-- Exercise materials follows --
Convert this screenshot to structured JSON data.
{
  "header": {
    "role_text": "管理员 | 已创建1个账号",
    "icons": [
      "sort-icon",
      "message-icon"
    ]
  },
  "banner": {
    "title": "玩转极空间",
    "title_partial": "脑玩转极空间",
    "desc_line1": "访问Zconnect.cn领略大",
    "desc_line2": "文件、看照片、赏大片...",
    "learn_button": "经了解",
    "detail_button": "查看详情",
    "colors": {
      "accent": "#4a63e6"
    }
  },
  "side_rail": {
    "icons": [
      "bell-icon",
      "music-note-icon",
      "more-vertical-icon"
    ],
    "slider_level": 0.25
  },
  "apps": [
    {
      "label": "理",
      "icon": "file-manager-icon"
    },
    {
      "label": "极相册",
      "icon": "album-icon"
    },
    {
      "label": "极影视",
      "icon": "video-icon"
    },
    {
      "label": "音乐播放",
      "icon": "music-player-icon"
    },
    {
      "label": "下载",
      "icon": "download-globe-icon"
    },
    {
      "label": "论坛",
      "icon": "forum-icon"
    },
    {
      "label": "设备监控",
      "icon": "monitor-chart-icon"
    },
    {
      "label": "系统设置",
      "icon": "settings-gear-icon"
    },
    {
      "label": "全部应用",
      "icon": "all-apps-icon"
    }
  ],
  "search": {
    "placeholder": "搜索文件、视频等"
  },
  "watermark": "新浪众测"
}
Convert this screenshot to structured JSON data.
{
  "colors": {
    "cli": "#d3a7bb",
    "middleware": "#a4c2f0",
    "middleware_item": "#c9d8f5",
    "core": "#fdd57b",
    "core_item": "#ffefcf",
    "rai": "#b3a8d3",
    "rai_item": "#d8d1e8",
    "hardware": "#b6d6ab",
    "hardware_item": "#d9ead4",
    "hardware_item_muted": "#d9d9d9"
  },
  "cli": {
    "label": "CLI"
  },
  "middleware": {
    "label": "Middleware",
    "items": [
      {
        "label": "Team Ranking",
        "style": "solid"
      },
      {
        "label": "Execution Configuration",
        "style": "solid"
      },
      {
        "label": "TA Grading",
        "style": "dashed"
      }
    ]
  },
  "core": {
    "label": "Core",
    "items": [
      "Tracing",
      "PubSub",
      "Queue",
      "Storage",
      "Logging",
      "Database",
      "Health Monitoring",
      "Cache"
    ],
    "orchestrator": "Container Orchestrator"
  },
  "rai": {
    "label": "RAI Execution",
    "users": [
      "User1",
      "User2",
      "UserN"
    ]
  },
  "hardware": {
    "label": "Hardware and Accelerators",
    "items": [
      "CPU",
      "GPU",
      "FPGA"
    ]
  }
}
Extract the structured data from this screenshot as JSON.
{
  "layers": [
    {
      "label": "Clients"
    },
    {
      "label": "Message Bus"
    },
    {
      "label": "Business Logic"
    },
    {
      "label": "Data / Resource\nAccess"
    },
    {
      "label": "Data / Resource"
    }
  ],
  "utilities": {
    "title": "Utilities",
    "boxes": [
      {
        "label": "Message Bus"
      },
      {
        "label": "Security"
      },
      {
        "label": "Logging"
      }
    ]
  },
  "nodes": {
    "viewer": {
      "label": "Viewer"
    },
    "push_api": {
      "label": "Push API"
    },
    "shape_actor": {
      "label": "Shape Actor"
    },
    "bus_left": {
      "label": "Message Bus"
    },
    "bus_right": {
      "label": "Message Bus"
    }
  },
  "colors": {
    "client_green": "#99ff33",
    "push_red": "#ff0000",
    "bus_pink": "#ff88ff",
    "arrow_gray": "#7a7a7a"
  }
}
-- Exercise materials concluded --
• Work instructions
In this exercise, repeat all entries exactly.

• Answer box
Convert this screenshot to structured JSON data.
{
  "header": {
    "role_text": "管理员 | 已创建1个账号",
    "icons": [
      "sort-icon",
      "message-icon"
    ]
  },
  "banner": {
    "title": "玩转极空间",
    "title_partial": "脑玩转极空间",
    "desc_line1": "访问Zconnect.cn领略大",
    "desc_line2": "文件、看照片、赏大片...",
    "learn_button": "经了解",
    "detail_button": "查看详情",
    "colors": {
      "accent": "#4a63e6"
    }
  },
  "side_rail": {
    "icons": [
      "bell-icon",
      "music-note-icon",
      "more-vertical-icon"
    ],
    "slider_level": 0.25
  },
  "apps": [
    {
      "label": "理",
      "icon": "file-manager-icon"
    },
    {
      "label": "极相册",
      "icon": "album-icon"
    },
    {
      "label": "极影视",
      "icon": "video-icon"
    },
    {
      "label": "音乐播放",
      "icon": "music-player-icon"
    },
    {
      "label": "下载",
      "icon": "download-globe-icon"
    },
    {
      "label": "论坛",
      "icon": "forum-icon"
    },
    {
      "label": "设备监控",
      "icon": "monitor-chart-icon"
    },
    {
      "label": "系统设置",
      "icon": "settings-gear-icon"
    },
    {
      "label": "全部应用",
      "icon": "all-apps-icon"
    }
  ],
  "search": {
    "placeholder": "搜索文件、视频等"
  },
  "watermark": "新浪众测"
}
Convert this screenshot to structured JSON data.
{
  "colors": {
    "cli": "#d3a7bb",
    "middleware": "#a4c2f0",
    "middleware_item": "#c9d8f5",
    "core": "#fdd57b",
    "core_item": "#ffefcf",
    "rai": "#b3a8d3",
    "rai_item": "#d8d1e8",
    "hardware": "#b6d6ab",
    "hardware_item": "#d9ead4",
    "hardware_item_muted": "#d9d9d9"
  },
  "cli": {
    "label": "CLI"
  },
  "middleware": {
    "label": "Middleware",
    "items": [
      {
        "label": "Team Ranking",
        "style": "solid"
      },
      {
        "label": "Execution Configuration",
        "style": "solid"
      },
      {
        "label": "TA Grading",
        "style": "dashed"
      }
    ]
  },
  "core": {
    "label": "Core",
    "items": [
      "Tracing",
      "PubSub",
      "Queue",
      "Storage",
      "Logging",
      "Database",
      "Health Monitoring",
      "Cache"
    ],
    "orchestrator": "Container Orchestrator"
  },
  "rai": {
    "label": "RAI Execution",
    "users": [
      "User1",
      "User2",
      "UserN"
    ]
  },
  "hardware": {
    "label": "Hardware and Accelerators",
    "items": [
      "CPU",
      "GPU",
      "FPGA"
    ]
  }
}
Extract the structured data from this screenshot as JSON.
{
  "layers": [
    {
      "label": "Clients"
    },
    {
      "label": "Message Bus"
    },
    {
      "label": "Business Logic"
    },
    {
      "label": "Data / Resource\nAccess"
    },
    {
      "label": "Data / Resource"
    }
  ],
  "utilities": {
    "title": "Utilities",
    "boxes": [
      {
        "label": "Message Bus"
      },
      {
        "label": "Security"
      },
      {
        "label": "Logging"
      }
    ]
  },
  "nodes": {
    "viewer": {
      "label": "Viewer"
    },
    "push_api": {
      "label": "Push API"
    },
    "shape_actor": {
      "label": "Shape Actor"
    },
    "bus_left": {
      "label": "Message Bus"
    },
    "bus_right": {
      "label": "Message Bus"
    }
  },
  "colors": {
    "client_green": "#99ff33",
    "push_red": "#ff0000",
    "bus_pink": "#ff88ff",
    "arrow_gray": "#7a7a7a"
  }
}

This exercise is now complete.